they can eventually wear out; some people on the forums have reported
having to replace their SainSmart boards every couple of years due
to relay failure.
For a plunger-less system: If you don't want to include a
plunger in your setup, use a KL25Z running Pinscape as the input
device. You don't need the expansion boards if you're just using the
input features. The installation work for buttons and nudge input is
pretty much the same as for any of the commercial options, and
Pinscape is a lot cheaper and has more features.
For a turn-key plunger: If you want a plunger but don't want to
build the electronics yourself, buy Zeb's plunger kit. It's easy to
set up and gets generally good reviews from users.
For a turn-key feedback system: If you're the opposite of a
DIYer, and you don't want to do a lot of planning or parts sourcing or
assembly work, buy one of Zeb's pre-built feedback kits. They're
expensive, but they'll save you a lot of work, and they'll eliminate
any anxiety you might feel about the things going wrong if you build
Here's a summary of the key features of the available controllers,
to help you decide on a combination of devices for your system based
on the features you plan to include.
|Pinscape w/expansion boards
|Zeb's Boards plunger kit
|VirtuaPin plunger kit
|i-Pac Ultimate I/O
|SainSmart USB relay board
|Zeb's Boards booster board
|SainSmart relay board (non-USB)
|Zeb's Boards output kits
The 4 Amp limit applies to the
general purpose outputs on the power board. There are 32 of these on
each power board. In addition, the main board has 16 flasher/strobe
outputs that can handle 1.5A each, and 16 outputs for button LEDs that
can handle 20-50mA each. The typical setup uses one main board and
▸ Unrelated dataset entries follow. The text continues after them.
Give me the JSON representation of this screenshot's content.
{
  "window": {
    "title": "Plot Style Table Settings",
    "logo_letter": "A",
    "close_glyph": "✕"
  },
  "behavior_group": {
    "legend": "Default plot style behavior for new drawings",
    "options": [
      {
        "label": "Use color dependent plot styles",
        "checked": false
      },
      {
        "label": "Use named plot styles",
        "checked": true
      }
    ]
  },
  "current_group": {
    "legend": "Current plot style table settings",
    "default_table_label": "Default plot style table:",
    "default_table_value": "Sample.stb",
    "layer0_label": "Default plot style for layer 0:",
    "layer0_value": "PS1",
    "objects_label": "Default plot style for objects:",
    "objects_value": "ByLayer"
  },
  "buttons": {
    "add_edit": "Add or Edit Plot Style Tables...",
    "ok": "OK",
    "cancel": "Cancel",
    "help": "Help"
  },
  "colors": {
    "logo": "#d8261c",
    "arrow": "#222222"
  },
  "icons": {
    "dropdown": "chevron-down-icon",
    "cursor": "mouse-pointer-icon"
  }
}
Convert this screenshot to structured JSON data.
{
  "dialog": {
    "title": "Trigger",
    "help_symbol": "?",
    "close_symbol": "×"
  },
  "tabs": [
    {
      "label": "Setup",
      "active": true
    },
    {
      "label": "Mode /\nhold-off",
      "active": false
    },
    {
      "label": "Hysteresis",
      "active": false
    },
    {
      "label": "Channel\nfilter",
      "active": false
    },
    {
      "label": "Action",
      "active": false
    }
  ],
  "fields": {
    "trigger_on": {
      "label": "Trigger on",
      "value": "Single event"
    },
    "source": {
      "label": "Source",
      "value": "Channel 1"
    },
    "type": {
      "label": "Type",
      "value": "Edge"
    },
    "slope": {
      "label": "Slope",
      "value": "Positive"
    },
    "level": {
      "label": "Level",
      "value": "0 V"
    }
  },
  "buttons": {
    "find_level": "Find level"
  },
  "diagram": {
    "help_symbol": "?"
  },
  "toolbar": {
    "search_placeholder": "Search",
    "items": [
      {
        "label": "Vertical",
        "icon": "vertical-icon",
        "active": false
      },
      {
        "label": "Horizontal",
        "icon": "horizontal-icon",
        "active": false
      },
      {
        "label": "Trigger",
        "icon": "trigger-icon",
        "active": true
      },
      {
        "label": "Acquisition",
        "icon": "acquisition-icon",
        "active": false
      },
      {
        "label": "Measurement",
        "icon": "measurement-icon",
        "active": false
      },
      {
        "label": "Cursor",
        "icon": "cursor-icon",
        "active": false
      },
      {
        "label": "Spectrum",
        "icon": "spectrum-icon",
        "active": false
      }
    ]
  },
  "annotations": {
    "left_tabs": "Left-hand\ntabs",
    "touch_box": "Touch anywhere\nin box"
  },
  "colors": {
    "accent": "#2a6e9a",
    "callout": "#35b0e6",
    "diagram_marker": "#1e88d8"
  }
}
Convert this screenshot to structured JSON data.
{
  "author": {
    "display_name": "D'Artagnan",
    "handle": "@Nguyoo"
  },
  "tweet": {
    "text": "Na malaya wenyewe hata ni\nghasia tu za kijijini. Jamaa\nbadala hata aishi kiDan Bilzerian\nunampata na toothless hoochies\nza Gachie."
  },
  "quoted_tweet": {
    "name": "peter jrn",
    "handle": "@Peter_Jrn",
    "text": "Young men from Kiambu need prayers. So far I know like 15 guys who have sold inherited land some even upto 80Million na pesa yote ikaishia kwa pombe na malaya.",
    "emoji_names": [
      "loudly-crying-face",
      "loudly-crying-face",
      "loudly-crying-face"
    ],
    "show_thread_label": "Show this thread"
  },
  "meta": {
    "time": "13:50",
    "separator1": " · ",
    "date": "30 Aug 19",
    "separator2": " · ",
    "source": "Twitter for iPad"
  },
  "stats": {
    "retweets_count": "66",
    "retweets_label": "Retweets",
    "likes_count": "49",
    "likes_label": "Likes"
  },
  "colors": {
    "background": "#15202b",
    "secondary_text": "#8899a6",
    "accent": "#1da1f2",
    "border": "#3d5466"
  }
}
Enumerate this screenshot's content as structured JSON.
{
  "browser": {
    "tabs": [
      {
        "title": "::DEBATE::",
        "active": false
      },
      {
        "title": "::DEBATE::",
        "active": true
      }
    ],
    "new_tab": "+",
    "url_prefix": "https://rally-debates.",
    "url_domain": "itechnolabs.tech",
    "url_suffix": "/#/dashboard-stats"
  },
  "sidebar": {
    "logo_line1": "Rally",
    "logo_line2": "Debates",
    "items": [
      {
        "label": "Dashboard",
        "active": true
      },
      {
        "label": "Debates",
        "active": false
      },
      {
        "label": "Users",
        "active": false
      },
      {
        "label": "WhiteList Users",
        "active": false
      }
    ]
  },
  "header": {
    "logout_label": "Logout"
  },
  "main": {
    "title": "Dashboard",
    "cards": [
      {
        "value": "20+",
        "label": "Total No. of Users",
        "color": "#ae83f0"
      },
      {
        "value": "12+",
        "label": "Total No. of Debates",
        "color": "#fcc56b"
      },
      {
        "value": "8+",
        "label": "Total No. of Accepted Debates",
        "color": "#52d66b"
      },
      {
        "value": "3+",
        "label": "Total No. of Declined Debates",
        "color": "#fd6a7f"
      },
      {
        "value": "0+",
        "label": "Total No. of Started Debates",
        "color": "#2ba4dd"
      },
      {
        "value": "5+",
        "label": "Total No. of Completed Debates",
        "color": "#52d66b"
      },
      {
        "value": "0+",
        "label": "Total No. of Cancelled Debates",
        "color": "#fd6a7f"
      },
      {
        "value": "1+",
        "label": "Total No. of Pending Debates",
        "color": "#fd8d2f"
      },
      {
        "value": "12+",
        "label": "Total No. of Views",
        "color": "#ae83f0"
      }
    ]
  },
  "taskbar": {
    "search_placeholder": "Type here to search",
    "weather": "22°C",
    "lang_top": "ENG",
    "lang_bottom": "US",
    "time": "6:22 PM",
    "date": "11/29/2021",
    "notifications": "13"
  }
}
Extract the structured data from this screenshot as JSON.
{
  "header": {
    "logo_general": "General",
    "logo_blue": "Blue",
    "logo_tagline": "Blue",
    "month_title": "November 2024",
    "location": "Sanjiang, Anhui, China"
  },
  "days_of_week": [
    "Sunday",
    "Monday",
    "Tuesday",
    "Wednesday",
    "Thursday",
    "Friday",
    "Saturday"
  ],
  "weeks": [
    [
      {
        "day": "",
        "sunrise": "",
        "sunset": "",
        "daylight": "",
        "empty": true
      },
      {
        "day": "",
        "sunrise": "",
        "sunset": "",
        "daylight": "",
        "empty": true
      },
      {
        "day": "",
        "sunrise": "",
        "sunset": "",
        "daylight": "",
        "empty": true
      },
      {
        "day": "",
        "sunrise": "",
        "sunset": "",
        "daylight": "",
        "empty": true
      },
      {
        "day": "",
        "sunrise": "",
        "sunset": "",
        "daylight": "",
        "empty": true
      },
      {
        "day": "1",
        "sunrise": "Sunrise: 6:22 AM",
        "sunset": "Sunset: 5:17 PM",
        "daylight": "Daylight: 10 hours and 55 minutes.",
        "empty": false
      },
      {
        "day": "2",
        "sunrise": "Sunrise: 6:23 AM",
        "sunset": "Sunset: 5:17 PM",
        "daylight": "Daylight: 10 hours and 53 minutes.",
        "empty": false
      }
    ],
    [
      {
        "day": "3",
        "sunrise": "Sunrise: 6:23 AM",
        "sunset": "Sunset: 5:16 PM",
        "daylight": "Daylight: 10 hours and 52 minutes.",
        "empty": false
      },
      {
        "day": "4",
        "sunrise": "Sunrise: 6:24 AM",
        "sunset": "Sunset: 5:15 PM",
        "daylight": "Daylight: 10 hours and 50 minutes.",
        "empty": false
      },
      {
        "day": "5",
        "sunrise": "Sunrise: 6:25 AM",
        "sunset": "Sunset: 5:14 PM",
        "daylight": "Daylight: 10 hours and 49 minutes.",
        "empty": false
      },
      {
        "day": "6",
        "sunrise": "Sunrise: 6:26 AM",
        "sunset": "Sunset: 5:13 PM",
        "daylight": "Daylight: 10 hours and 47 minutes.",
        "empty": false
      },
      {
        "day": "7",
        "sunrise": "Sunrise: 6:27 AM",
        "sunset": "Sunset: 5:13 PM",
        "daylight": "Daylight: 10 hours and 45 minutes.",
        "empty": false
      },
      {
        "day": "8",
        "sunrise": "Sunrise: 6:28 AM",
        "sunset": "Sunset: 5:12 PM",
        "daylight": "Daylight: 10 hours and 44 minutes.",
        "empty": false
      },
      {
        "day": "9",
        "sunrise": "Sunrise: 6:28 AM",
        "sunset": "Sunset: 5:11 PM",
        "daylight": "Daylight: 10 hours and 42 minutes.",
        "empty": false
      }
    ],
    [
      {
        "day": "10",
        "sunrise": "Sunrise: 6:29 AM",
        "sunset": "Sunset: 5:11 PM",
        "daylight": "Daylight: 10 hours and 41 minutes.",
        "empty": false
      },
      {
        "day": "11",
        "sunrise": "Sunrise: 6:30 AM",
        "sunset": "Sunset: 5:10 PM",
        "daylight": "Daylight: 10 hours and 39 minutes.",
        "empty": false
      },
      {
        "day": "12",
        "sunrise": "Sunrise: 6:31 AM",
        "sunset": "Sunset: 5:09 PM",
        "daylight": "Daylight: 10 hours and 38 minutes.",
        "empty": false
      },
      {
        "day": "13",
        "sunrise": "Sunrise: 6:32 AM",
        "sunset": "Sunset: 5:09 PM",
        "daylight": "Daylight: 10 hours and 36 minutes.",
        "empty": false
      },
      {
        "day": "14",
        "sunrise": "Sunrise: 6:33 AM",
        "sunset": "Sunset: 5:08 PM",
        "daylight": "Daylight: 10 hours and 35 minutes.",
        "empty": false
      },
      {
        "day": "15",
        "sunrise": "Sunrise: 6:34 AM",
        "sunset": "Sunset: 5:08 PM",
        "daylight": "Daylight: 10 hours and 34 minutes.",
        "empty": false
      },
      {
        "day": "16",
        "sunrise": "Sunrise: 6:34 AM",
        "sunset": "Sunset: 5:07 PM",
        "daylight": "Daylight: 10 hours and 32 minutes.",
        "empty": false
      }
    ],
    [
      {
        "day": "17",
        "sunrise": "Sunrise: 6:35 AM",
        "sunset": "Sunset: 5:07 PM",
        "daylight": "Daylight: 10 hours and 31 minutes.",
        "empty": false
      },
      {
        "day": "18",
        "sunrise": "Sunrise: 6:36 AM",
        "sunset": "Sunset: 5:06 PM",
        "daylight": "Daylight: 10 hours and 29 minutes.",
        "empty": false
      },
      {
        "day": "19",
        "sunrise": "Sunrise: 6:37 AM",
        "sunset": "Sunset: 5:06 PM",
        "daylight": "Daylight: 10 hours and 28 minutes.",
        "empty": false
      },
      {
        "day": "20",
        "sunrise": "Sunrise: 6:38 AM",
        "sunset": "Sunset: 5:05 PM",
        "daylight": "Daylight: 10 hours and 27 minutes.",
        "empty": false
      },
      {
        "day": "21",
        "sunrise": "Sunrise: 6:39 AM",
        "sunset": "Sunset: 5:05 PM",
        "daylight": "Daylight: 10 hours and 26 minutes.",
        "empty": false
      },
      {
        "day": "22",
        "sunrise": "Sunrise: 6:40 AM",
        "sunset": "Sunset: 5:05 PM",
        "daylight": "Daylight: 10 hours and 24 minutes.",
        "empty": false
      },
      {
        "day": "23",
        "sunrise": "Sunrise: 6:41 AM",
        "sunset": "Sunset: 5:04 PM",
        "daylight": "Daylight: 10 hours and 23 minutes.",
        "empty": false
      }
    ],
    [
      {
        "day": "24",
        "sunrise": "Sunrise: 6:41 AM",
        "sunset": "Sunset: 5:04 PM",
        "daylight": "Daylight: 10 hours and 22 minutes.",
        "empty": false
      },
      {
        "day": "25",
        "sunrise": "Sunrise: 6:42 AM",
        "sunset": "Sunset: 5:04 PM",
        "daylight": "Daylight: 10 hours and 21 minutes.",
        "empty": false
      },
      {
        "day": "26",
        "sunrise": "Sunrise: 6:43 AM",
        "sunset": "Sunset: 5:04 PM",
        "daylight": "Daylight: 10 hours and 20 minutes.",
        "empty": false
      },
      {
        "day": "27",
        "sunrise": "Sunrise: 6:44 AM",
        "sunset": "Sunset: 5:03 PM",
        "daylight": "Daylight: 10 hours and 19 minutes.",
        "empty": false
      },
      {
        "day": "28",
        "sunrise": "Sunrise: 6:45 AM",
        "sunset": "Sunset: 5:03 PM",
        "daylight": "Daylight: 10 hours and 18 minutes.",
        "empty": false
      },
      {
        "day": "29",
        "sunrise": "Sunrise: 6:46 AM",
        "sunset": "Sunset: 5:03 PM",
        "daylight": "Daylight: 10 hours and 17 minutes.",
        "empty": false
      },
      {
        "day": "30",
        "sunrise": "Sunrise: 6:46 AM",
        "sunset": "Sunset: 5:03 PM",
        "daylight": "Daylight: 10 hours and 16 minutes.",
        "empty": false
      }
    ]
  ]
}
one power board, which gives you 65 total outputs, plenty for a
decked-out cab. If you need more, you can add extra power boards for
another 32 of the high-power outputs per, up to the software limit of
128 total outputs.
This device's outputs are
designed to drive low-power LEDs, which it can do without any extra
booster circuitry. A booster board is needed to drive anything
needing higher power, such as flasher LEDs or mechanical feedback
The LedWiz can handle 500mA per
output, which is sufficient for most types of lights, including LED
flashers and button lamps. A booster board is required for most
non-lighting devices, such as contactors, replay knockers, solenoids,
fans, shakers, and gear motors.
This device works in conjunction
with one of the output controllers (LedWiz, PacLed-64, etc). It
can't be used alone; it has to be used in combination with an output